Rome, Italy · November 17, 1938
On July 14, 1938, Italy’s Manifesto of Racial Scientists (Manifesto Degli Scienziati Razzisti) laid out a scientific explanation for the politics of biological racism. Signed by 42 eminent Italians, the manifesto, published in Il Giornale d’Italia, a newspaper strongly supporting Benito Mussolini’s Fascist regime, declared that Italians belonged to the Nordic race and were completely “Aryan,” while Jews, being “Semitic,” “do not belong to the Italian race” and “represent the only population which has never assimilated in Italy.” “It is time,” the Manifesto of Race insisted, “that the Italians proclaim themselves frankly racist.” The manifesto, exposed days later by the Italian newspaper Il Popolo d’Italia to have been written in the Ministry of Popular Culture on Mussolini’s instructions, was thus prelude to Italian racist laws, or Laws for the Defense of the Race (Provvedimenti per la difesa della razza italiana), published on this date in 1938.
Owing something to the Nazis’ anti-Semitic laws of 1933–1935, as well as to Adolf Hitler’s never losing an opportunity to lecture Mussolini on the subject of race, the Laws for the Defense of the Race reversed more than a century of social and economic integration by Italy’s tiny and highly assimilated Jewish minority. Among others things the new laws decreed that marriages between Aryans and non-Aryans were henceforth illegal, banned Jews from employing domestic servants “of the Aryan race,” banned Jews from performing military service in peacetime or war, and barred Jews from owning or managing any business with more than one hundred employees or which received defense contracts. Additional regulations sought the complete segregation of Jews from society and the professions; e.g., Jews could no longer work for banks or insurance companies.
An incensed Pope Pius XI sent a letter to Mussolini protesting the new laws, which had been championed not by the “scientific community” (that was Mussolini’s cover story) but almost solely by tactical considerations on the part of the ardent pro-German wing of the National Fascist Party (PNF) and by Mussolini himself, who stressed the impossibility of close national allies (meaning Italy and Germany) having a diversity of attitude. The effect of Italian race laws was the “Aryanization” of businesses, jobs, and education; large-scale Jewish emigration; forced labor and ghettoization; and the active collaboration of Italians in killing over 6,000 Italian Jews (or about 15 percent of Jewish Italians) and terrorizing countless more during the Holocaust.

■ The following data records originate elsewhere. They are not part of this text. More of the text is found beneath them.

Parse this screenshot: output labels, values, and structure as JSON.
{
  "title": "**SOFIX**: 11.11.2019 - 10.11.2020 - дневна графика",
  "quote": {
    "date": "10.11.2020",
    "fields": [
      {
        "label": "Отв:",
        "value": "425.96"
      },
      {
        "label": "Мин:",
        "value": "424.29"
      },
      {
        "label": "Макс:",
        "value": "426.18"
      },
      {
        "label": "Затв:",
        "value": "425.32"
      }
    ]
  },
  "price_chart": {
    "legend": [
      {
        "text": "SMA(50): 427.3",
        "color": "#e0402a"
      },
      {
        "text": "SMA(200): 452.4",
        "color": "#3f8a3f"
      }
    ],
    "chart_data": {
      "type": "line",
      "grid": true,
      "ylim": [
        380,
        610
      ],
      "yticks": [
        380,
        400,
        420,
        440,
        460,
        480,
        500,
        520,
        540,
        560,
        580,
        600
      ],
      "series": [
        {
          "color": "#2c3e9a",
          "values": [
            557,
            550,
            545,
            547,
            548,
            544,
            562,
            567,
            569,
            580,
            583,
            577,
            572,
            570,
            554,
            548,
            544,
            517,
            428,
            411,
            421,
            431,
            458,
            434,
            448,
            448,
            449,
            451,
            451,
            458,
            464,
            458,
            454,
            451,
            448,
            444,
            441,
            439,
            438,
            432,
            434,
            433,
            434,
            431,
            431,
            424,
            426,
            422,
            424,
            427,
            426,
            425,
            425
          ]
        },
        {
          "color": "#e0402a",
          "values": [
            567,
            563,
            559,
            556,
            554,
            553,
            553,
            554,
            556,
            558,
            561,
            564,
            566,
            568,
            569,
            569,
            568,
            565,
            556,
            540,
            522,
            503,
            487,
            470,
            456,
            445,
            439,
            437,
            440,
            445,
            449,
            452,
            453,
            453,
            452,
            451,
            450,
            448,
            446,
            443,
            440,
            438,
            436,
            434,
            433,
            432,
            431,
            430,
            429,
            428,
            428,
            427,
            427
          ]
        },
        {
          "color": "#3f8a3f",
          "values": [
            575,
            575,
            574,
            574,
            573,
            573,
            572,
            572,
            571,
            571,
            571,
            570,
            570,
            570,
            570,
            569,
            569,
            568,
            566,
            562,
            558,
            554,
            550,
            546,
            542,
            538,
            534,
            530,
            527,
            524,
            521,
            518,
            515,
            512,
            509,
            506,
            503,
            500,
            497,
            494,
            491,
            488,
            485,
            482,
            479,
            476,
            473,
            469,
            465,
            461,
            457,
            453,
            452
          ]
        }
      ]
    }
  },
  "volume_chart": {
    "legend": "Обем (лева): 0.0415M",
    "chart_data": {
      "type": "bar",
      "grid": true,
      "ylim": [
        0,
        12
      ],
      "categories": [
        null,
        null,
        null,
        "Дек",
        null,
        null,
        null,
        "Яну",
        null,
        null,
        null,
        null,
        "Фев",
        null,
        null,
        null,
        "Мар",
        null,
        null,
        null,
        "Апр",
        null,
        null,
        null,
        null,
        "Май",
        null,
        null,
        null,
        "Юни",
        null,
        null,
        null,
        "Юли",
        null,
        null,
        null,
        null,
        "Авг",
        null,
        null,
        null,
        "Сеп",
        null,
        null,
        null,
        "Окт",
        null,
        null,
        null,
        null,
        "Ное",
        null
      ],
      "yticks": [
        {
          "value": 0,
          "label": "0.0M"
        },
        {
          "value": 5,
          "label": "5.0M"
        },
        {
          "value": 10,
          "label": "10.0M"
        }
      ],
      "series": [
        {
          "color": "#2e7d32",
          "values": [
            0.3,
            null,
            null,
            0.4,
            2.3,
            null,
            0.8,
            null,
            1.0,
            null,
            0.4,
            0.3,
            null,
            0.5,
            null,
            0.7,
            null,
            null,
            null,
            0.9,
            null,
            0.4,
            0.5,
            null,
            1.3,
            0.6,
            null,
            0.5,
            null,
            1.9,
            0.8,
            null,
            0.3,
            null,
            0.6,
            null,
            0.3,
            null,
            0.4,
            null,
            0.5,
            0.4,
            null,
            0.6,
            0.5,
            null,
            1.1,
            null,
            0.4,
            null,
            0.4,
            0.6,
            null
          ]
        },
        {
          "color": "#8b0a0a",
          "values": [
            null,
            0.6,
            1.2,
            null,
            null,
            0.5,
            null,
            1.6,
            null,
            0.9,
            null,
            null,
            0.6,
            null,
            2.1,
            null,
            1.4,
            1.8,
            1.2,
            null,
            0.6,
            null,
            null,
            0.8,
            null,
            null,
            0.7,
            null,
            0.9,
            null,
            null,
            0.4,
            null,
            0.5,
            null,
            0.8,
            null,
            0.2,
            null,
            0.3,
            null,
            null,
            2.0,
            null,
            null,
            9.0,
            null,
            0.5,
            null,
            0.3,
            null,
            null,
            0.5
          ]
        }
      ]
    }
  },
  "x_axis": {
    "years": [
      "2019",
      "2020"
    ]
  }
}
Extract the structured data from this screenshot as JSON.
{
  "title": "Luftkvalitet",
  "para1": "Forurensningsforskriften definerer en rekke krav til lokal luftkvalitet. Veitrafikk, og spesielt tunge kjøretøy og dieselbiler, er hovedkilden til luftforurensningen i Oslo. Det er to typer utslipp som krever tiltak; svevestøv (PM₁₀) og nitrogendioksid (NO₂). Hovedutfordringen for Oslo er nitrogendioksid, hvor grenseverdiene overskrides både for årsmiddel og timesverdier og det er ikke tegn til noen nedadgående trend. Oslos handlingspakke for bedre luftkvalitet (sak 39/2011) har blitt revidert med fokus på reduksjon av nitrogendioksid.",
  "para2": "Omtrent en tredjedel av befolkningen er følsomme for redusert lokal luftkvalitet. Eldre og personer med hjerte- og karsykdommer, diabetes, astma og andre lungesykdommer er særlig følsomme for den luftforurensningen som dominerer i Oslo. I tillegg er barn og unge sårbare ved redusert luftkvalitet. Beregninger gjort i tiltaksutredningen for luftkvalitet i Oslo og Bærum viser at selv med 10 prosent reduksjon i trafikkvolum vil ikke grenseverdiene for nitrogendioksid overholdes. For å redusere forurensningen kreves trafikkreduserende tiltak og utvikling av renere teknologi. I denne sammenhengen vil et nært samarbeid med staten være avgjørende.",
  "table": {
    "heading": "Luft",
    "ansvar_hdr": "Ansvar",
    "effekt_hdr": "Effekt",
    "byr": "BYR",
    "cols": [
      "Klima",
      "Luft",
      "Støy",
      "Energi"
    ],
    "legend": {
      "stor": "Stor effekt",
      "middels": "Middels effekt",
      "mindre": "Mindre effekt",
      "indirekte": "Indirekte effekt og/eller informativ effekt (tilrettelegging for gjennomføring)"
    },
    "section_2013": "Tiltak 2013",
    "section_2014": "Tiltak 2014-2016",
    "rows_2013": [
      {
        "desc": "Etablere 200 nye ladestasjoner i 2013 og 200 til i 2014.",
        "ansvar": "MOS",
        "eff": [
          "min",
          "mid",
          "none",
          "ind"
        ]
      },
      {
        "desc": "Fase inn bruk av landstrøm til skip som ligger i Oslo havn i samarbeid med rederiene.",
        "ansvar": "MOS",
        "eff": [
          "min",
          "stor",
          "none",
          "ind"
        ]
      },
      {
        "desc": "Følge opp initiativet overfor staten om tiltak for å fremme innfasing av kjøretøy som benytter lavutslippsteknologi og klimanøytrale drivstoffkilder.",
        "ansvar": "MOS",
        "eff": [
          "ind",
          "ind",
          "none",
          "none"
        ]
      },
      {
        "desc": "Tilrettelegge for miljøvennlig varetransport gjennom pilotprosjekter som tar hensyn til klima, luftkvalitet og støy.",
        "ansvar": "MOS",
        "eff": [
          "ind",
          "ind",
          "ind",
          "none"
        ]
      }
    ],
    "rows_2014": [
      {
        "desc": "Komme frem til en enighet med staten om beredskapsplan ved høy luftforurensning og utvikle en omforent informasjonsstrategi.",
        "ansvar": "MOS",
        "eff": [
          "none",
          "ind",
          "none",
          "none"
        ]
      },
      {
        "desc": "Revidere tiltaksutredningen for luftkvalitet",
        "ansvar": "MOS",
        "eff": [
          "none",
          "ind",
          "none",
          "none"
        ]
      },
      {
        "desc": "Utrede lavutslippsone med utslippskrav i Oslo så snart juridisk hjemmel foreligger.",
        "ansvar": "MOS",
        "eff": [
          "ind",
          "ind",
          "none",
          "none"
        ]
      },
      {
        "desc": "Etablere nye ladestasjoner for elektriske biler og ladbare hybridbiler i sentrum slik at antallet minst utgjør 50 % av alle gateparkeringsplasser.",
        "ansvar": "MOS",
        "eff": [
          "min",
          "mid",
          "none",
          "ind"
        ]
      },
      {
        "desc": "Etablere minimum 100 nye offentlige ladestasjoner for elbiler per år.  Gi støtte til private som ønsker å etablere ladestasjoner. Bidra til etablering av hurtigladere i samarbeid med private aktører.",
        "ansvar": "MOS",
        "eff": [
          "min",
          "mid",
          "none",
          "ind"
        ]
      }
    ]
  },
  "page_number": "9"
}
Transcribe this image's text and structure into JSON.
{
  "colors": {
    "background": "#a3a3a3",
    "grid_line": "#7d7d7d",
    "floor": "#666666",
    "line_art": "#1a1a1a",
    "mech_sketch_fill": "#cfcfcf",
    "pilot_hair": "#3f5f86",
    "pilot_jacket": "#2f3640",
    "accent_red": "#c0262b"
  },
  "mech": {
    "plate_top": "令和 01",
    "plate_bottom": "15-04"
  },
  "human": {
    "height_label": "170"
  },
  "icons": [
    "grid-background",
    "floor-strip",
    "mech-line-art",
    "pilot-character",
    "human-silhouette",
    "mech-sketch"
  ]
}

Mussolini, Hitler, and the Italian Fascists’ Anti-Semitic Campaign
Left: Mussolini and Hitler review Nazi Party troops parading before one of two “Honor Temples” (Ehrentempel) on Koenigsplatz in Munich, September 25, 1937. Early in May 1938 Hitler paid a visit to the Italian capital. The most tragic effect of the German leader’s visit was the start of the Italian racist and anti-Semitic campaign. Because he could not abide his closest ally not embracing his racist ideology, Hitler sent a Nazi delegation of race “experts” to visit the extremist wing of the National Fascist Party just one month after his visit.
Right: Supervising the Italian anti-Semite campaign was the anticlerical, xenophobic Fascist politician, lawyer, and journalist Roberto Farinacci (1892–1945), seen here on January 1, 1935, in the front row (extreme right) during a New Year’s function of the party faithful. A member of the Grand Council of Fascism (1935–1943), Farinacci was a signatory to “Il Manifesto della Razza,” a piece that appeared in the magazine Difesa della Razza in its August 5, 1938, issue. Mussolini selected him to introduce the unpopular Fascist race laws of 1938. Sharing Mussolini’s fate, Farinacci was captured by Italian partisans, summarily tried, and executed in Vimercate’s (Northern Italy) municipal square in late April 1945.
Benito Mussolini: Italy’s Nightmare, 1940–1943, an A&E Presentation